“So, Madam President, I’ve spoken for a while now on three specific areas where I’ve chosen to highlight. Certainly within marine transportation the benefits that a place like Alaska will see, the significance of energy production and what this infrastructure bill will provide there, and benefits to our Native peoples around the country. And Madam President I want to conclude my comments by ending with where I began, which is to acknowledge the efforts of so many who have really gotten us here today. Not through a miracle, not through an accident, not through inevitability, but just through hard work.

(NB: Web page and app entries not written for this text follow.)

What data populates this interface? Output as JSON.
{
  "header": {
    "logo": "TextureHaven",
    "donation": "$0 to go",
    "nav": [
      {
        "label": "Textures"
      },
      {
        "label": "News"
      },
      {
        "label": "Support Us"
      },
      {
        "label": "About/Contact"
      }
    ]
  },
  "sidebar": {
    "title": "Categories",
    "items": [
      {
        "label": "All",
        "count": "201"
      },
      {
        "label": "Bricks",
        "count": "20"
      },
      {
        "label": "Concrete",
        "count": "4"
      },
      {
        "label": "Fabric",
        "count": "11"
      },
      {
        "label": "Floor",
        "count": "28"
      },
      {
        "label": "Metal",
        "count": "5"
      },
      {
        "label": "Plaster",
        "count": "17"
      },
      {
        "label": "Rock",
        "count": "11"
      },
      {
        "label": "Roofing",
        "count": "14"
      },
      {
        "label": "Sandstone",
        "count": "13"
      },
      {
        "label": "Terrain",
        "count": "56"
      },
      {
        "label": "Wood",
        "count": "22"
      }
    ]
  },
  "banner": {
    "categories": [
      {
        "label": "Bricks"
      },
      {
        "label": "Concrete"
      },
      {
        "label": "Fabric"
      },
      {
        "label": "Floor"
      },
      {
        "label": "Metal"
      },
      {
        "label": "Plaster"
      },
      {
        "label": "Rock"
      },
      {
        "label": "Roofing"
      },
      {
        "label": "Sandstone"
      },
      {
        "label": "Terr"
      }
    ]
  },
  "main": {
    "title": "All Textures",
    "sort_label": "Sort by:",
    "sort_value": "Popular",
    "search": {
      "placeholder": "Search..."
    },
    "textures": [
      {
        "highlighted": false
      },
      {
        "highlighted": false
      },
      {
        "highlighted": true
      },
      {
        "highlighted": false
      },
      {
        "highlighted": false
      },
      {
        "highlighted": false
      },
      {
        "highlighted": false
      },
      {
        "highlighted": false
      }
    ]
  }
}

“I am very pleased to have been a part of this group   I’m really honored to work with such hard working people and their teams, led by Senator Sinema who just spoke and Senator Portman. Their leadership has been in my view really extraordinary. The work that they have put behind managing us all to this point deserves the recognition. And I also want to acknowledge the good work of the Chairman and the Ranking Member of the Senate Energy and Public Works Committee, Senator Carper and Senator Capito, who really laid the base for so much of this bill. So to the G-10 and the broader G-22, all those who have contributed so much, I convey my thanks.

“I also want to acknowledge colleagues on the other side of the Capitol here – those who are known as the Problem Solvers over there – they really have jumped in and rolled up their sleeves and helped us in solving problems when it comes to this infrastructure package and I’m looking forward to being able to move this legislation from this body tomorrow to send it over to the House so that they can then pick up those efforts. But I’m pleased that we have come to this place after a long and tough process – one where we were really able to focus on common goals that we identified at the outset and really held true to—that we were going to be core infrastructure. We agreed that we were not going to impose new taxes. We agreed that we needed to ensure that the spending payfors were true and legitimate. We agreed that long-term spending on infrastructure needed to improve our nation’s efficiency, productivity, GDP, and revenue and not increase inflation. And Madame President we have achieved that. We set out these parameters and we achieved it. But we did it with a lot of give and a lot of take. And so while the end product is not something that any one of us individually would have written, I’m very proud to be able to support what we have worked to bring to this body with the help and hard work and collaboration of so many members.

“I am disappointed that immediately after we advance this bill tomorrow – the infrastructure package – that we will turn to a wholly partisan exercise. One that in my view – taxes and spends without limit, a wish list that really knows no limit.

“But for now let’s move to this infrastructure bill. Let’s get it to the House. Let’s do what people in Alaska, people in Illinois, what people around the country have asked us to do. And that is to address our nation’s competitiveness, our nation’s efficiency, and our nation’s advantages by securing and ensuring that we are able to move, connect and provide for our country’s needs.

“And with that Madam President, I yield the floor.”